-------- GIVEN DATA --------
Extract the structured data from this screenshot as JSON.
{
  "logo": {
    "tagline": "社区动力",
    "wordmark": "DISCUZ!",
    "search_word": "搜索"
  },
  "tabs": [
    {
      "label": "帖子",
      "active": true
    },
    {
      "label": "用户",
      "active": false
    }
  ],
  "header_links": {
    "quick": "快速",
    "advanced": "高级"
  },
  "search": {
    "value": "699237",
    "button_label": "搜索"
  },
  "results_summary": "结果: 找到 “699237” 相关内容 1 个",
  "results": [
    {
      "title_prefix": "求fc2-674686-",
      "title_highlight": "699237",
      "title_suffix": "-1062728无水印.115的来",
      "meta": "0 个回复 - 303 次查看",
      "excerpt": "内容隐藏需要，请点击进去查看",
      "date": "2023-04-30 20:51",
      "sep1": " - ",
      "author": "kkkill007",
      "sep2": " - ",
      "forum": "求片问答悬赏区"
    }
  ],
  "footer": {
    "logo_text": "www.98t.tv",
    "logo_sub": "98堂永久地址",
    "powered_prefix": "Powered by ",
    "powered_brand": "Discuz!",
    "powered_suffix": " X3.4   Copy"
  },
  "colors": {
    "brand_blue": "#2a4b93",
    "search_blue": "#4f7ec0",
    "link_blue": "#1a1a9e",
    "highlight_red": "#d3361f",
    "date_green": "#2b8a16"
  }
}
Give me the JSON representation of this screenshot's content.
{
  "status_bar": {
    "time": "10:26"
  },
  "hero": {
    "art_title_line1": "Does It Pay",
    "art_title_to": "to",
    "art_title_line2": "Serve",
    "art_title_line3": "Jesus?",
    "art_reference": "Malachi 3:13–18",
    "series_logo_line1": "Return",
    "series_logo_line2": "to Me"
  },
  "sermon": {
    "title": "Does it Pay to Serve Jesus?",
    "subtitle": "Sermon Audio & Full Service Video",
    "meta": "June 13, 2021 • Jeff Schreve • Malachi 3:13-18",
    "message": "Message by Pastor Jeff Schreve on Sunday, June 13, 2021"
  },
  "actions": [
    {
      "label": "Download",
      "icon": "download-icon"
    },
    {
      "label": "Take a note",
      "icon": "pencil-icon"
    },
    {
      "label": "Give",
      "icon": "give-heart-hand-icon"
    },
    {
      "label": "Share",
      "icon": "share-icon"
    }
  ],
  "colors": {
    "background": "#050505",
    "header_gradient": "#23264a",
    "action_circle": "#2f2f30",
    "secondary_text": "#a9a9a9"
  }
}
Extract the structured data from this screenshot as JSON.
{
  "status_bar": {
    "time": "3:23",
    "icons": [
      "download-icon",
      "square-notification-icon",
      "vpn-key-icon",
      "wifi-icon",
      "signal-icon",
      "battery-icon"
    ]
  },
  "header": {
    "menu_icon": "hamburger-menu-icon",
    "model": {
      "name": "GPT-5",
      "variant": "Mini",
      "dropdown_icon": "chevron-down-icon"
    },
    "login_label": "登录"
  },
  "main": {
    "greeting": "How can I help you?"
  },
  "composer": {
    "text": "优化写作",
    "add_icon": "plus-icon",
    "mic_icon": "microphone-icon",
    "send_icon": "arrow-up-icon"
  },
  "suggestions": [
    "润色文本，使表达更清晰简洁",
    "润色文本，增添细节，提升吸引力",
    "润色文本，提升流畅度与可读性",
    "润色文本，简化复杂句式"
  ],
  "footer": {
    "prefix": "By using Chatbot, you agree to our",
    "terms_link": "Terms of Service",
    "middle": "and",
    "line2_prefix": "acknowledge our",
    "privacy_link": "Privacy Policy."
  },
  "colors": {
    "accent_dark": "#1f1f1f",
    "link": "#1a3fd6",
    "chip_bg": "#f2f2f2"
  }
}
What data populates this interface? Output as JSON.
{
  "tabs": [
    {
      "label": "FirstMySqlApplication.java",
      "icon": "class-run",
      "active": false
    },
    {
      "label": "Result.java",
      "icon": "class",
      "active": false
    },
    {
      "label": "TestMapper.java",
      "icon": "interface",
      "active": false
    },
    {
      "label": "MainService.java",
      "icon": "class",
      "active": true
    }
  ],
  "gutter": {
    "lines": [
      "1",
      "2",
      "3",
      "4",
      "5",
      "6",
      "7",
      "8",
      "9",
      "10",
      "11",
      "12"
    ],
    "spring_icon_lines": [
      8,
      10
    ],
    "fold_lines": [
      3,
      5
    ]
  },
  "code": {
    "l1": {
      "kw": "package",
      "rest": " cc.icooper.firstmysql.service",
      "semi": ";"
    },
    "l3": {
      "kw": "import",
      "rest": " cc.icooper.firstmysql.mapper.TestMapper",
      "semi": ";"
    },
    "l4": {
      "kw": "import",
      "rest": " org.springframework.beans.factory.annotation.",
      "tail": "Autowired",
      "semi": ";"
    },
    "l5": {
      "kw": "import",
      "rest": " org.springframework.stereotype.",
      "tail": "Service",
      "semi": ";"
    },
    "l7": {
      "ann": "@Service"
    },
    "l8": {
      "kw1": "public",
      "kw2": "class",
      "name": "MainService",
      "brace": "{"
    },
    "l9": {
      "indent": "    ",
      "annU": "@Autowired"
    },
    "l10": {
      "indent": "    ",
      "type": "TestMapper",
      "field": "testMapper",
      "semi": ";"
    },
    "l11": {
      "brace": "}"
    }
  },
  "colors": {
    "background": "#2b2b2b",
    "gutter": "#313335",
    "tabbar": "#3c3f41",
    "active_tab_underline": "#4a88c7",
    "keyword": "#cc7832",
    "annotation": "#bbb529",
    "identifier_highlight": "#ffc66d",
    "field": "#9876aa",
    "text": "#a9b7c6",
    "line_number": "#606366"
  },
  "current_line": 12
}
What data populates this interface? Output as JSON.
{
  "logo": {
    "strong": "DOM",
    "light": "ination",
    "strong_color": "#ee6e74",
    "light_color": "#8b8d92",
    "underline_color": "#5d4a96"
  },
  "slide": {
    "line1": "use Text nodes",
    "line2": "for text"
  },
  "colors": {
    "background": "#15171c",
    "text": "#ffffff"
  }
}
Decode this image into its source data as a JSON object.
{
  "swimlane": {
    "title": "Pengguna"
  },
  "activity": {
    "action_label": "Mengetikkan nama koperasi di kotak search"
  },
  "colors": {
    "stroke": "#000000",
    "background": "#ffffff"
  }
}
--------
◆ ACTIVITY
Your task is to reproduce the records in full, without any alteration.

◆ EXERCISE RESULT
Extract the structured data from this screenshot as JSON.
{
  "logo": {
    "tagline": "社区动力",
    "wordmark": "DISCUZ!",
    "search_word": "搜索"
  },
  "tabs": [
    {
      "label": "帖子",
      "active": true
    },
    {
      "label": "用户",
      "active": false
    }
  ],
  "header_links": {
    "quick": "快速",
    "advanced": "高级"
  },
  "search": {
    "value": "699237",
    "button_label": "搜索"
  },
  "results_summary": "结果: 找到 “699237” 相关内容 1 个",
  "results": [
    {
      "title_prefix": "求fc2-674686-",
      "title_highlight": "699237",
      "title_suffix": "-1062728无水印.115的来",
      "meta": "0 个回复 - 303 次查看",
      "excerpt": "内容隐藏需要，请点击进去查看",
      "date": "2023-04-30 20:51",
      "sep1": " - ",
      "author": "kkkill007",
      "sep2": " - ",
      "forum": "求片问答悬赏区"
    }
  ],
  "footer": {
    "logo_text": "www.98t.tv",
    "logo_sub": "98堂永久地址",
    "powered_prefix": "Powered by ",
    "powered_brand": "Discuz!",
    "powered_suffix": " X3.4   Copy"
  },
  "colors": {
    "brand_blue": "#2a4b93",
    "search_blue": "#4f7ec0",
    "link_blue": "#1a1a9e",
    "highlight_red": "#d3361f",
    "date_green": "#2b8a16"
  }
}
Give me the JSON representation of this screenshot's content.
{
  "status_bar": {
    "time": "10:26"
  },
  "hero": {
    "art_title_line1": "Does It Pay",
    "art_title_to": "to",
    "art_title_line2": "Serve",
    "art_title_line3": "Jesus?",
    "art_reference": "Malachi 3:13–18",
    "series_logo_line1": "Return",
    "series_logo_line2": "to Me"
  },
  "sermon": {
    "title": "Does it Pay to Serve Jesus?",
    "subtitle": "Sermon Audio & Full Service Video",
    "meta": "June 13, 2021 • Jeff Schreve • Malachi 3:13-18",
    "message": "Message by Pastor Jeff Schreve on Sunday, June 13, 2021"
  },
  "actions": [
    {
      "label": "Download",
      "icon": "download-icon"
    },
    {
      "label": "Take a note",
      "icon": "pencil-icon"
    },
    {
      "label": "Give",
      "icon": "give-heart-hand-icon"
    },
    {
      "label": "Share",
      "icon": "share-icon"
    }
  ],
  "colors": {
    "background": "#050505",
    "header_gradient": "#23264a",
    "action_circle": "#2f2f30",
    "secondary_text": "#a9a9a9"
  }
}
Extract the structured data from this screenshot as JSON.
{
  "status_bar": {
    "time": "3:23",
    "icons": [
      "download-icon",
      "square-notification-icon",
      "vpn-key-icon",
      "wifi-icon",
      "signal-icon",
      "battery-icon"
    ]
  },
  "header": {
    "menu_icon": "hamburger-menu-icon",
    "model": {
      "name": "GPT-5",
      "variant": "Mini",
      "dropdown_icon": "chevron-down-icon"
    },
    "login_label": "登录"
  },
  "main": {
    "greeting": "How can I help you?"
  },
  "composer": {
    "text": "优化写作",
    "add_icon": "plus-icon",
    "mic_icon": "microphone-icon",
    "send_icon": "arrow-up-icon"
  },
  "suggestions": [
    "润色文本，使表达更清晰简洁",
    "润色文本，增添细节，提升吸引力",
    "润色文本，提升流畅度与可读性",
    "润色文本，简化复杂句式"
  ],
  "footer": {
    "prefix": "By using Chatbot, you agree to our",
    "terms_link": "Terms of Service",
    "middle": "and",
    "line2_prefix": "acknowledge our",
    "privacy_link": "Privacy Policy."
  },
  "colors": {
    "accent_dark": "#1f1f1f",
    "link": "#1a3fd6",
    "chip_bg": "#f2f2f2"
  }
}
What data populates this interface? Output as JSON.
{
  "tabs": [
    {
      "label": "FirstMySqlApplication.java",
      "icon": "class-run",
      "active": false
    },
    {
      "label": "Result.java",
      "icon": "class",
      "active": false
    },
    {
      "label": "TestMapper.java",
      "icon": "interface",
      "active": false
    },
    {
      "label": "MainService.java",
      "icon": "class",
      "active": true
    }
  ],
  "gutter": {
    "lines": [
      "1",
      "2",
      "3",
      "4",
      "5",
      "6",
      "7",
      "8",
      "9",
      "10",
      "11",
      "12"
    ],
    "spring_icon_lines": [
      8,
      10
    ],
    "fold_lines": [
      3,
      5
    ]
  },
  "code": {
    "l1": {
      "kw": "package",
      "rest": " cc.icooper.firstmysql.service",
      "semi": ";"
    },
    "l3": {
      "kw": "import",
      "rest": " cc.icooper.firstmysql.mapper.TestMapper",
      "semi": ";"
    },
    "l4": {
      "kw": "import",
      "rest": " org.springframework.beans.factory.annotation.",
      "tail": "Autowired",
      "semi": ";"
    },
    "l5": {
      "kw": "import",
      "rest": " org.springframework.stereotype.",
      "tail": "Service",
      "semi": ";"
    },
    "l7": {
      "ann": "@Service"
    },
    "l8": {
      "kw1": "public",
      "kw2": "class",
      "name": "MainService",
      "brace": "{"
    },
    "l9": {
      "indent": "    ",
      "annU": "@Autowired"
    },
    "l10": {
      "indent": "    ",
      "type": "TestMapper",
      "field": "testMapper",
      "semi": ";"
    },
    "l11": {
      "brace": "}"
    }
  },
  "colors": {
    "background": "#2b2b2b",
    "gutter": "#313335",
    "tabbar": "#3c3f41",
    "active_tab_underline": "#4a88c7",
    "keyword": "#cc7832",
    "annotation": "#bbb529",
    "identifier_highlight": "#ffc66d",
    "field": "#9876aa",
    "text": "#a9b7c6",
    "line_number": "#606366"
  },
  "current_line": 12
}
What data populates this interface? Output as JSON.
{
  "logo": {
    "strong": "DOM",
    "light": "ination",
    "strong_color": "#ee6e74",
    "light_color": "#8b8d92",
    "underline_color": "#5d4a96"
  },
  "slide": {
    "line1": "use Text nodes",
    "line2": "for text"
  },
  "colors": {
    "background": "#15171c",
    "text": "#ffffff"
  }
}
Decode this image into its source data as a JSON object.
{
  "swimlane": {
    "title": "Pengguna"
  },
  "activity": {
    "action_label": "Mengetikkan nama koperasi di kotak search"
  },
  "colors": {
    "stroke": "#000000",
    "background": "#ffffff"
  }
}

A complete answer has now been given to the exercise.